[Task objective]: Look through the lines below and extract each one that contains "letter".

Component data from apps and pages:

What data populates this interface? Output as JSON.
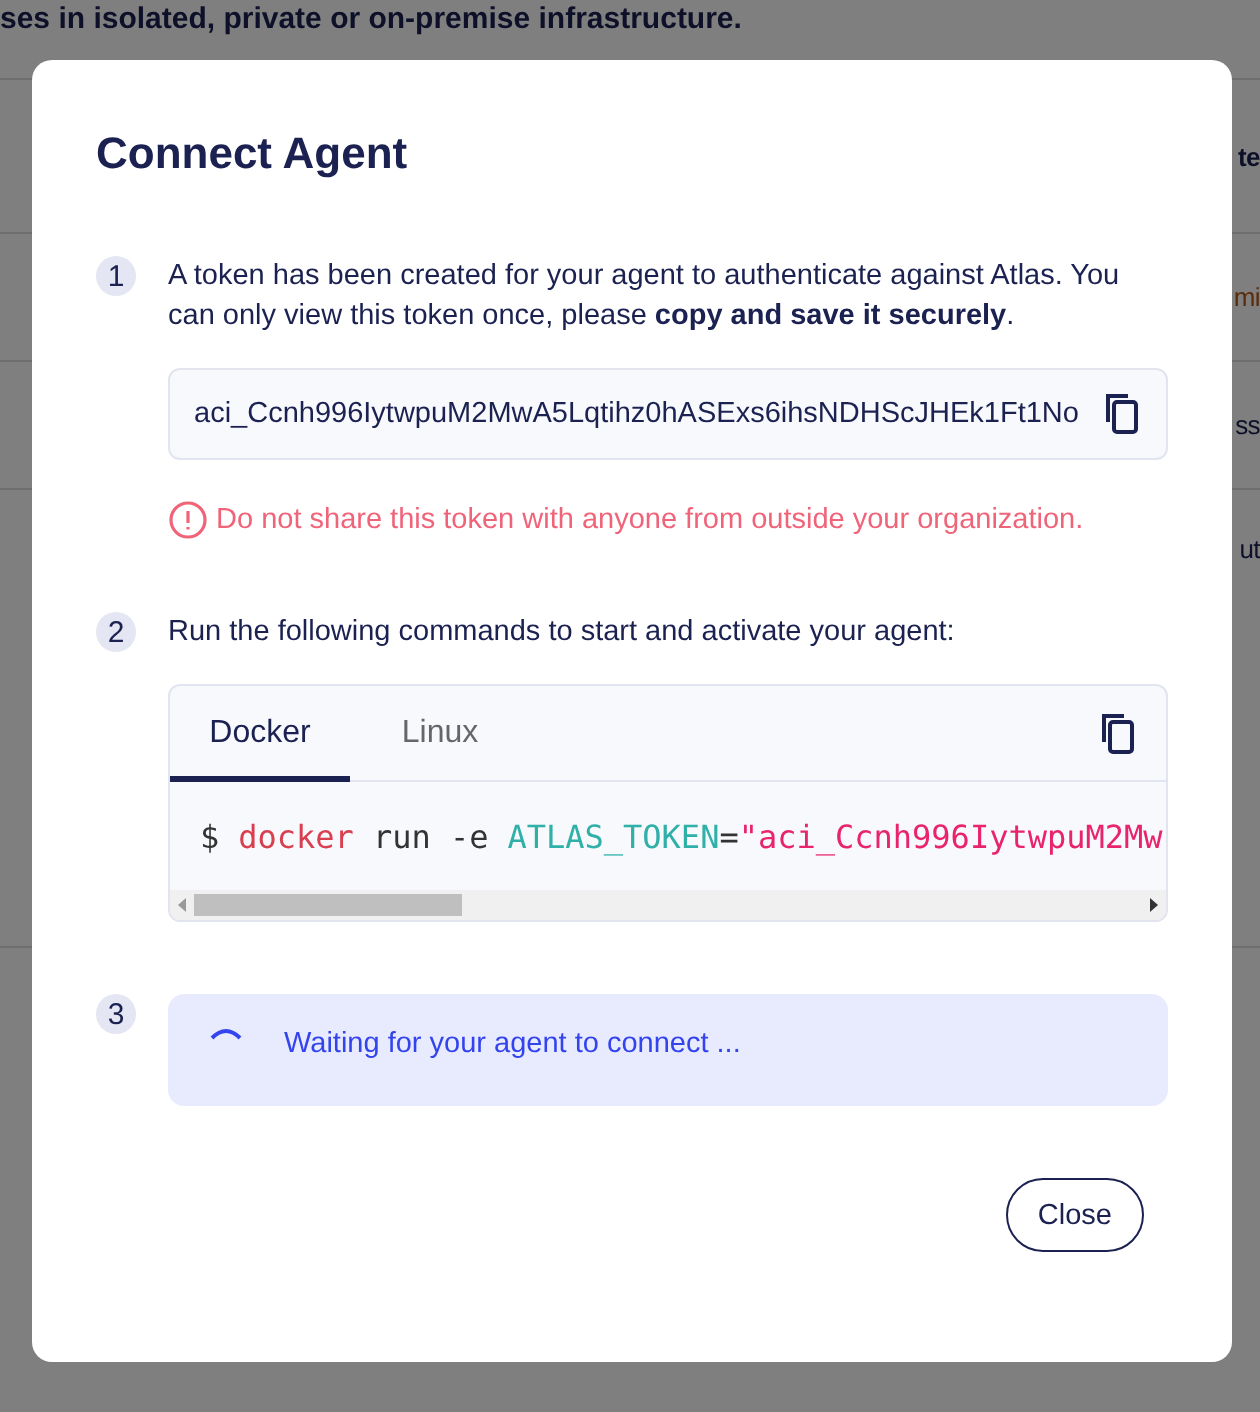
{
  "background": {
    "header": "ses in isolated, private or on-premise infrastructure.",
    "row_fragments": [
      "te",
      "mi",
      "ss",
      "ut"
    ]
  },
  "dialog": {
    "title": "Connect Agent",
    "steps": [
      {
        "number": "1",
        "kind": "token",
        "text": "A token has been created for your agent to authenticate against Atlas. You can only view this token once, please **copy and save it securely**.",
        "token": "aci_Ccnh996IytwpuM2MwA5Lqtihz0hASExs6ihsNDHScJHEk1Ft1No",
        "warning": "Do not share this token with anyone from outside your organization."
      },
      {
        "number": "2",
        "kind": "commands",
        "text": "Run the following commands to start and activate your agent:",
        "tabs": [
          {
            "label": "Docker",
            "selected": true
          },
          {
            "label": "Linux",
            "selected": false
          }
        ],
        "code": [
          {
            "kind": "prompt",
            "text": "$"
          },
          {
            "kind": "command",
            "text": "docker"
          },
          {
            "kind": "plain",
            "text": "run -e"
          },
          {
            "kind": "variable",
            "text": "ATLAS_TOKEN"
          },
          {
            "kind": "operator",
            "text": "="
          },
          {
            "kind": "string",
            "text": "\"aci_Ccnh996IytwpuM2Mw"
          }
        ]
      },
      {
        "number": "3",
        "kind": "status",
        "text": "Waiting for your agent to connect ..."
      }
    ],
    "buttons": [
      "Close"
    ]
  }
}
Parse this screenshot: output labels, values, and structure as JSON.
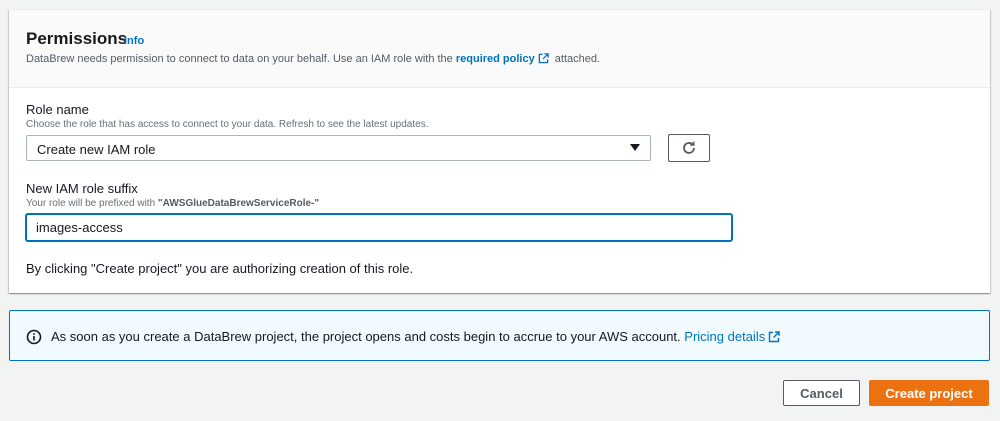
{
  "header": {
    "title": "Permissions",
    "info_label": "Info",
    "description_prefix": "DataBrew needs permission to connect to data on your behalf. Use an IAM role with the",
    "policy_link": "required policy",
    "description_suffix": "attached."
  },
  "role_name": {
    "label": "Role name",
    "description": "Choose the role that has access to connect to your data. Refresh to see the latest updates.",
    "selected_value": "Create new IAM role"
  },
  "role_suffix": {
    "label": "New IAM role suffix",
    "description_prefix": "Your role will be prefixed with",
    "prefix_value": "\"AWSGlueDataBrewServiceRole-\"",
    "value": "images-access"
  },
  "authorization_note": "By clicking \"Create project\" you are authorizing creation of this role.",
  "alert": {
    "text": "As soon as you create a DataBrew project, the project opens and costs begin to accrue to your AWS account.",
    "link": "Pricing details"
  },
  "footer": {
    "cancel_label": "Cancel",
    "create_label": "Create project"
  },
  "colors": {
    "link": "#0073bb",
    "primary_button": "#ec7211",
    "alert_background": "#f1faff"
  },
  "icons": {
    "external_link": "external-link-icon",
    "refresh": "refresh-icon",
    "info": "info-circle-icon",
    "dropdown": "caret-down-icon"
  }
}
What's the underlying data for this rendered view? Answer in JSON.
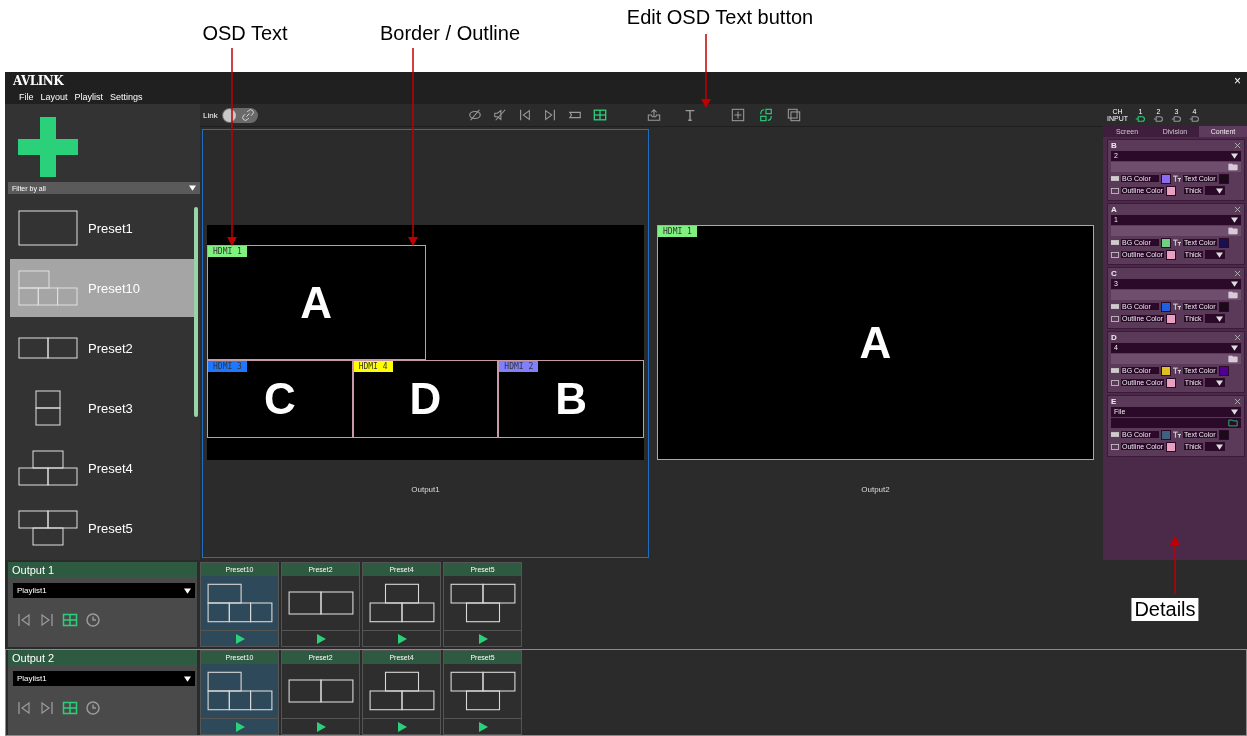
{
  "annotations": [
    {
      "label": "OSD Text",
      "kind": "osd"
    },
    {
      "label": "Border / Outline",
      "kind": "border"
    },
    {
      "label": "Edit OSD Text button",
      "kind": "edit"
    },
    {
      "label": "Details",
      "kind": "details"
    }
  ],
  "app": {
    "logo": "AVLINK",
    "close": "×"
  },
  "menu": [
    "File",
    "Layout",
    "Playlist",
    "Settings"
  ],
  "sidebar": {
    "filter": "Filter by all",
    "presets": [
      {
        "name": "Preset1",
        "kind": "single",
        "selected": false
      },
      {
        "name": "Preset10",
        "kind": "preset10",
        "selected": true
      },
      {
        "name": "Preset2",
        "kind": "split2",
        "selected": false
      },
      {
        "name": "Preset3",
        "kind": "stack2",
        "selected": false
      },
      {
        "name": "Preset4",
        "kind": "pyramid",
        "selected": false
      },
      {
        "name": "Preset5",
        "kind": "inverted",
        "selected": false
      }
    ]
  },
  "toolbar": {
    "link": {
      "label": "Link",
      "on": false
    },
    "groups": [
      [
        {
          "kind": "hide",
          "active": false
        },
        {
          "kind": "mute",
          "active": false
        },
        {
          "kind": "prev",
          "active": false
        },
        {
          "kind": "next",
          "active": false
        },
        {
          "kind": "label",
          "active": false
        },
        {
          "kind": "grid",
          "active": true
        }
      ],
      [
        {
          "kind": "export",
          "active": false
        },
        {
          "kind": "text",
          "active": false
        }
      ],
      [
        {
          "kind": "frame",
          "active": false
        },
        {
          "kind": "swap",
          "active": true
        },
        {
          "kind": "overlap",
          "active": false
        }
      ]
    ]
  },
  "outputs": [
    {
      "label": "Output1",
      "selected": true,
      "kind": "preset10",
      "windows": [
        {
          "letter": "A",
          "osd": "HDMI 1",
          "color": "#80f080"
        },
        {
          "letter": "C",
          "osd": "HDMI 3",
          "color": "#1e78ff"
        },
        {
          "letter": "D",
          "osd": "HDMI 4",
          "color": "#ffff00"
        },
        {
          "letter": "B",
          "osd": "HDMI 2",
          "color": "#8080ff"
        }
      ]
    },
    {
      "label": "Output2",
      "selected": false,
      "kind": "single",
      "windows": [
        {
          "letter": "A",
          "osd": "HDMI 1",
          "color": "#80f080"
        }
      ]
    }
  ],
  "details": {
    "ch_label": "CH",
    "input_label": "INPUT",
    "channels": [
      {
        "number": "1",
        "selected": true
      },
      {
        "number": "2",
        "selected": false
      },
      {
        "number": "3",
        "selected": false
      },
      {
        "number": "4",
        "selected": false
      }
    ],
    "tabs": [
      {
        "label": "Screen",
        "selected": false
      },
      {
        "label": "Division",
        "selected": false
      },
      {
        "label": "Content",
        "selected": true
      }
    ],
    "cards": [
      {
        "name": "B",
        "source": "2",
        "path_enabled": false,
        "swatches": [
          {
            "kind": "bg",
            "label": "BG Color",
            "color": "#8a6cf0"
          },
          {
            "kind": "text",
            "label": "Text Color",
            "color": "#1a0a1a"
          },
          {
            "kind": "outline",
            "label": "Outline Color",
            "color": "#e8a0c0"
          }
        ],
        "thick_label": "Thick"
      },
      {
        "name": "A",
        "source": "1",
        "path_enabled": false,
        "swatches": [
          {
            "kind": "bg",
            "label": "BG Color",
            "color": "#70d080"
          },
          {
            "kind": "text",
            "label": "Text Color",
            "color": "#1a1050"
          },
          {
            "kind": "outline",
            "label": "Outline Color",
            "color": "#e8a0c0"
          }
        ],
        "thick_label": "Thick"
      },
      {
        "name": "C",
        "source": "3",
        "path_enabled": false,
        "swatches": [
          {
            "kind": "bg",
            "label": "BG Color",
            "color": "#2060e0"
          },
          {
            "kind": "text",
            "label": "Text Color",
            "color": "#1a0a1a"
          },
          {
            "kind": "outline",
            "label": "Outline Color",
            "color": "#e8a0c0"
          }
        ],
        "thick_label": "Thick"
      },
      {
        "name": "D",
        "source": "4",
        "path_enabled": false,
        "swatches": [
          {
            "kind": "bg",
            "label": "BG Color",
            "color": "#e0c020"
          },
          {
            "kind": "text",
            "label": "Text Color",
            "color": "#500090"
          },
          {
            "kind": "outline",
            "label": "Outline Color",
            "color": "#e8a0c0"
          }
        ],
        "thick_label": "Thick"
      },
      {
        "name": "E",
        "source": "File",
        "path_enabled": true,
        "swatches": [
          {
            "kind": "bg",
            "label": "BG Color",
            "color": "#406080"
          },
          {
            "kind": "text",
            "label": "Text Color",
            "color": "#1a0a1a"
          },
          {
            "kind": "outline",
            "label": "Outline Color",
            "color": "#e8a0c0"
          }
        ],
        "thick_label": "Thick"
      }
    ]
  },
  "playlists": [
    {
      "output": "Output 1",
      "playlist": "Playlist1",
      "selected": false,
      "controls": [
        {
          "kind": "prev",
          "active": false
        },
        {
          "kind": "next",
          "active": false
        },
        {
          "kind": "grid",
          "active": true
        },
        {
          "kind": "clock",
          "active": false
        }
      ],
      "items": [
        {
          "name": "Preset10",
          "kind": "preset10",
          "selected": true
        },
        {
          "name": "Preset2",
          "kind": "split2",
          "selected": false
        },
        {
          "name": "Preset4",
          "kind": "pyramid",
          "selected": false
        },
        {
          "name": "Preset5",
          "kind": "inverted",
          "selected": false
        }
      ]
    },
    {
      "output": "Output 2",
      "playlist": "Playlist1",
      "selected": true,
      "controls": [
        {
          "kind": "prev",
          "active": false
        },
        {
          "kind": "next",
          "active": false
        },
        {
          "kind": "grid",
          "active": true
        },
        {
          "kind": "clock",
          "active": false
        }
      ],
      "items": [
        {
          "name": "Preset10",
          "kind": "preset10",
          "selected": true
        },
        {
          "name": "Preset2",
          "kind": "split2",
          "selected": false
        },
        {
          "name": "Preset4",
          "kind": "pyramid",
          "selected": false
        },
        {
          "name": "Preset5",
          "kind": "inverted",
          "selected": false
        }
      ]
    }
  ]
}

[Response for this exercise]:
          "letter": "A",
          "letter": "C",
          "letter": "D",
          "letter": "B",
          "letter": "A",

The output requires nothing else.